* _Work task_:
Read through the material below and copy each line in which the word "March" occurs.

+++ Input +++

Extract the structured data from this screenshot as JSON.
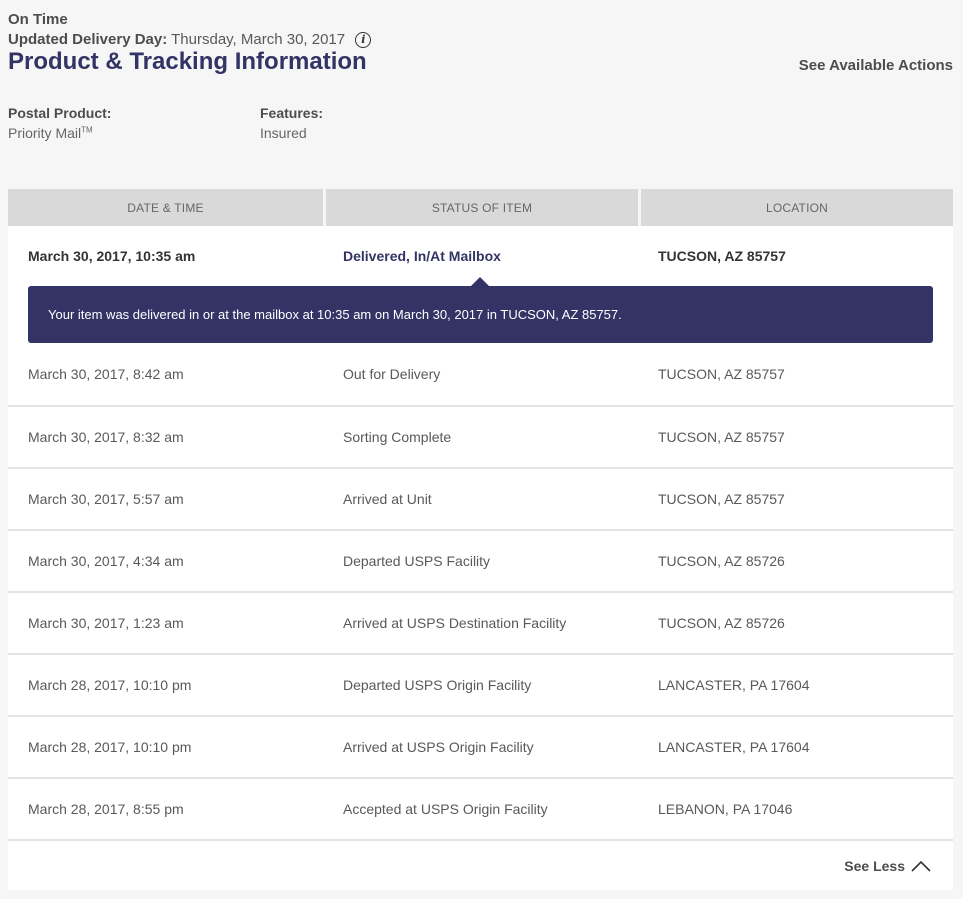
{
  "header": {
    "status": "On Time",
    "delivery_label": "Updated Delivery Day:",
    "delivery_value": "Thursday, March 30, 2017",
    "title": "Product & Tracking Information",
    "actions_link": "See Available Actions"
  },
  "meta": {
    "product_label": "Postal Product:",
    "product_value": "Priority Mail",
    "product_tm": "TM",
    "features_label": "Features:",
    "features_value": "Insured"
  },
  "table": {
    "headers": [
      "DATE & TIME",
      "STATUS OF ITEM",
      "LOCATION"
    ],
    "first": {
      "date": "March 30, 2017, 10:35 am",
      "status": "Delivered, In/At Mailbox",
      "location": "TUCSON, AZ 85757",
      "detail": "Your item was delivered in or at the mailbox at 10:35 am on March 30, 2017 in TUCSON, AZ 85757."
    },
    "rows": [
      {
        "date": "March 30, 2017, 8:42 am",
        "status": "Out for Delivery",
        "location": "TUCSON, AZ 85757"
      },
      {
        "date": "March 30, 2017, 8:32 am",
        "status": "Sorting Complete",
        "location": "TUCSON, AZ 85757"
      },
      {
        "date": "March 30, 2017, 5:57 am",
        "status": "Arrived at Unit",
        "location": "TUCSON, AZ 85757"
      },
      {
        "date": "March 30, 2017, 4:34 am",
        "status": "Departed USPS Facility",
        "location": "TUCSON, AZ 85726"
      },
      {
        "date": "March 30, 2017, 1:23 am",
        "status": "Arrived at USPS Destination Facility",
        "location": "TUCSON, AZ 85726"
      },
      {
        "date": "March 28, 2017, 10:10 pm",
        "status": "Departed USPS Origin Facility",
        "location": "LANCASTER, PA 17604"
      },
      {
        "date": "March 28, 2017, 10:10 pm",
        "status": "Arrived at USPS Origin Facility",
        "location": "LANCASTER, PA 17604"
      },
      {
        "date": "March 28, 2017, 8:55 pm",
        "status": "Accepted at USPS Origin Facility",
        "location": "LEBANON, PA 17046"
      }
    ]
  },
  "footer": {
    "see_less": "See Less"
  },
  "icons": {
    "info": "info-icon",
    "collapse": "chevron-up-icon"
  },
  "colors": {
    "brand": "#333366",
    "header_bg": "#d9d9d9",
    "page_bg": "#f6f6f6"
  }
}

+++

* _Finished exercise_:
    "delivery_value": "Thursday, March 30, 2017",
      "date": "March 30, 2017, 10:35 am",
      "detail": "Your item was delivered in or at the mailbox at 10:35 am on March 30, 2017 in TUCSON, AZ 85757."
        "date": "March 30, 2017, 8:42 am",
        "date": "March 30, 2017, 8:32 am",
        "date": "March 30, 2017, 5:57 am",
        "date": "March 30, 2017, 4:34 am",
        "date": "March 30, 2017, 1:23 am",
        "date": "March 28, 2017, 10:10 pm",
        "date": "March 28, 2017, 10:10 pm",
        "date": "March 28, 2017, 8:55 pm",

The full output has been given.